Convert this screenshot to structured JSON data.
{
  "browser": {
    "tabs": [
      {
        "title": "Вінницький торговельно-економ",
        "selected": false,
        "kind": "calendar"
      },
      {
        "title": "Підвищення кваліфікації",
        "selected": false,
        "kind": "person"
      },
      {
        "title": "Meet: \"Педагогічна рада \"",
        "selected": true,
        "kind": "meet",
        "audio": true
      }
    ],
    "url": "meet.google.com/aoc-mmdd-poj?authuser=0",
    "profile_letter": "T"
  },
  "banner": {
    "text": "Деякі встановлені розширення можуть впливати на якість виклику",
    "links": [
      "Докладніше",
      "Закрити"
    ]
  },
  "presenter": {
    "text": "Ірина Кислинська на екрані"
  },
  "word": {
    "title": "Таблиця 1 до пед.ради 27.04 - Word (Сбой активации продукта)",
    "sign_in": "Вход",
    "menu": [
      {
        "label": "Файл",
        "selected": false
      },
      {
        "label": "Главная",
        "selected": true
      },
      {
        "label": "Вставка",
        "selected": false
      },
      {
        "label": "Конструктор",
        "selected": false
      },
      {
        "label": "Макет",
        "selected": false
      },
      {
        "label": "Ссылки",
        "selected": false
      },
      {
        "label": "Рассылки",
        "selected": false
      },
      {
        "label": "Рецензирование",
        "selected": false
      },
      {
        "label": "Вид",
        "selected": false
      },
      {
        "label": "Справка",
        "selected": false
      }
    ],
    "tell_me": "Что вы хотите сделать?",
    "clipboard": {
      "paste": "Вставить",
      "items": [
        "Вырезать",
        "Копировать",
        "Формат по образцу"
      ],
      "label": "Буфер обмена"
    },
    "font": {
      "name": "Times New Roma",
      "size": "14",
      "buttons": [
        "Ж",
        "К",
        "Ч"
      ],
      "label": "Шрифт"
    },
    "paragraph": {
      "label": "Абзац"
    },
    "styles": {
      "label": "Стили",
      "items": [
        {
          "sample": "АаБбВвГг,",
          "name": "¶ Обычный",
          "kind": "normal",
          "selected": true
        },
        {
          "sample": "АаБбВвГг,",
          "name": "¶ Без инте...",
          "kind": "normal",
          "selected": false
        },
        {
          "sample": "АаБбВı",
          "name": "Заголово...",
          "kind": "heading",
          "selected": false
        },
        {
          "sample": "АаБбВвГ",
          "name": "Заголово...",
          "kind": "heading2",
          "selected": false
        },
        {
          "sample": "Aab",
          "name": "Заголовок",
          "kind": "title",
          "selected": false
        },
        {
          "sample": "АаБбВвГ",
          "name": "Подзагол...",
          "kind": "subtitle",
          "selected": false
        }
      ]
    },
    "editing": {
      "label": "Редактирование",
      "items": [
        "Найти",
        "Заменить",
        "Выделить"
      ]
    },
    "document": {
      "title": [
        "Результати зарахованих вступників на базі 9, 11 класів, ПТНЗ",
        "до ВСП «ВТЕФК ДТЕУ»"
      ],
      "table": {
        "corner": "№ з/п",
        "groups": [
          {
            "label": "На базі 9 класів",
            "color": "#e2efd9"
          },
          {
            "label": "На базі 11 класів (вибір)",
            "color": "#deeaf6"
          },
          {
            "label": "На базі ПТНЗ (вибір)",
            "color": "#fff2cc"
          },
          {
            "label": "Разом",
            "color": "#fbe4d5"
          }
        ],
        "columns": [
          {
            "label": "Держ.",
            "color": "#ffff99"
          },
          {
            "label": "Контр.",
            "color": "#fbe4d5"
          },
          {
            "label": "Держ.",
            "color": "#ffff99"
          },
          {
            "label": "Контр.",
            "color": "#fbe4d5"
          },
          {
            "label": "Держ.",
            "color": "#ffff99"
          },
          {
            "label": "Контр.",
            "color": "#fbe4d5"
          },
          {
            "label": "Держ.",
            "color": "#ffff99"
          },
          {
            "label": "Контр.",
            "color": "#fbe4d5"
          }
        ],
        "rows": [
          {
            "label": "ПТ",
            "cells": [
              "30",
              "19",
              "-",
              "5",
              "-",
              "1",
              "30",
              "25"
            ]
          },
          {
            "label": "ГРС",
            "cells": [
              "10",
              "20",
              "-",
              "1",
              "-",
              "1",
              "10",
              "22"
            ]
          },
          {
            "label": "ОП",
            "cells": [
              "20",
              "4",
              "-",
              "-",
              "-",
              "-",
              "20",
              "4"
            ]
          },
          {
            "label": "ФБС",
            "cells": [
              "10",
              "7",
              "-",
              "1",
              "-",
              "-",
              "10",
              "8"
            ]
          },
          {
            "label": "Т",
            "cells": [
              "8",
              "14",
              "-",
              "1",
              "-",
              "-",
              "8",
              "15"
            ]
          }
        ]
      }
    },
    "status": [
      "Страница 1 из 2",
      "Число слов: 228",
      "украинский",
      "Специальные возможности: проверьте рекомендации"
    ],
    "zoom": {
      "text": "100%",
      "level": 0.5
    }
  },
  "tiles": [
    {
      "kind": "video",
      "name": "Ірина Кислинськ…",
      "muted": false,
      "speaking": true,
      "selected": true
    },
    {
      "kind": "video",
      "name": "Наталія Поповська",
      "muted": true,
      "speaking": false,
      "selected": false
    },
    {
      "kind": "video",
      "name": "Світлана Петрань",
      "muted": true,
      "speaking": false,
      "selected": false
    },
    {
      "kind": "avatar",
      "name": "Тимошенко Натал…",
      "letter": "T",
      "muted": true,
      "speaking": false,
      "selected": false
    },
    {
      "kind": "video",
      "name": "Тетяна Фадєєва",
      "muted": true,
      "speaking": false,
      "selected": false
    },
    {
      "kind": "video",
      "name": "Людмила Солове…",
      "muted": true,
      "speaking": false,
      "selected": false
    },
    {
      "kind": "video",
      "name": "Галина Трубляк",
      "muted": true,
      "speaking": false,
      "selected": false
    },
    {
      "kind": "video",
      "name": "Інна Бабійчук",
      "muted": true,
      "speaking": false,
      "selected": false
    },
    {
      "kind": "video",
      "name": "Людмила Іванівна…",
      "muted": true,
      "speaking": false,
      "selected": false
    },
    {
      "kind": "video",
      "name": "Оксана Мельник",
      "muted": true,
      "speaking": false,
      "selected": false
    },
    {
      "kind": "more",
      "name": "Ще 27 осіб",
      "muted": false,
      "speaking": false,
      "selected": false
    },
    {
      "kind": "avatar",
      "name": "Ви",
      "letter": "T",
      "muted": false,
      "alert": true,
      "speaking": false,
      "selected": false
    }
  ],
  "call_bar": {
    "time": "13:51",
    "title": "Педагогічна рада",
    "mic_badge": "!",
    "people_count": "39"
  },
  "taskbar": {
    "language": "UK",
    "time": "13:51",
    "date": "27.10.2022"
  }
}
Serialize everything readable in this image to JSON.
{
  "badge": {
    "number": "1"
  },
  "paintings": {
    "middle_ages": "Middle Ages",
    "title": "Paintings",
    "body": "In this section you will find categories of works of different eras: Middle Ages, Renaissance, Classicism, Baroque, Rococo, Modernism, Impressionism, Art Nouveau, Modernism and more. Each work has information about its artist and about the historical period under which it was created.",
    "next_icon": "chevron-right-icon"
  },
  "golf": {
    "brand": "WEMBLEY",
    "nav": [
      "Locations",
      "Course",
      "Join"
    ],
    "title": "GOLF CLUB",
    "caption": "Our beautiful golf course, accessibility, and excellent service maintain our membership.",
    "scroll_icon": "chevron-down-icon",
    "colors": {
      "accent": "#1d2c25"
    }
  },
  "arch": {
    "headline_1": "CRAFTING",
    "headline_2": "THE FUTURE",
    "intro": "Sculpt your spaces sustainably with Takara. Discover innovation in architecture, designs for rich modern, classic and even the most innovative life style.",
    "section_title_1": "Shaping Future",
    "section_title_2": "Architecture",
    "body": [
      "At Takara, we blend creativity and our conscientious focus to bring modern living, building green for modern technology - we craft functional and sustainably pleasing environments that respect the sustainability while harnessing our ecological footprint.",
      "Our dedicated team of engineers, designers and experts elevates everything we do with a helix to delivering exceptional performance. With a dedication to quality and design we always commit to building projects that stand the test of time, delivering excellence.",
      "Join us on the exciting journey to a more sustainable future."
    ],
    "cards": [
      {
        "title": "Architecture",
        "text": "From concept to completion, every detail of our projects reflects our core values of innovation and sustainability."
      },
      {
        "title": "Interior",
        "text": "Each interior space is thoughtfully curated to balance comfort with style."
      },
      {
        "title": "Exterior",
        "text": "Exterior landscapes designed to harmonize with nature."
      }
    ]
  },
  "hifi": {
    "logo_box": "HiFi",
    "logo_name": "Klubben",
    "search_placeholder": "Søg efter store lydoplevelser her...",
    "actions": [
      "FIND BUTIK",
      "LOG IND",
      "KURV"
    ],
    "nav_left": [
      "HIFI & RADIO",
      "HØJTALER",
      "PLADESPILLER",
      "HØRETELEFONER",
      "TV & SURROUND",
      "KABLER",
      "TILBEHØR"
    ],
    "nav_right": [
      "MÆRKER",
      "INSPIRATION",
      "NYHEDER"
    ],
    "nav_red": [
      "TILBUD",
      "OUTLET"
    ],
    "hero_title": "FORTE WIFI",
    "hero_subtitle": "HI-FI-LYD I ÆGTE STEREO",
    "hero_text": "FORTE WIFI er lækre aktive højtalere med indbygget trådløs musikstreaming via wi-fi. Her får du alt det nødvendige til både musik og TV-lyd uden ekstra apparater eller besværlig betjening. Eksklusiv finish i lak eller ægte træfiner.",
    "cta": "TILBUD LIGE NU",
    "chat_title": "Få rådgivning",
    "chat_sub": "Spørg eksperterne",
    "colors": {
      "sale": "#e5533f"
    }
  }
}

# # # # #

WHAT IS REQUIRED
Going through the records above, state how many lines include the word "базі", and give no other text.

SOLUTION FOR THIS PROBLEM
4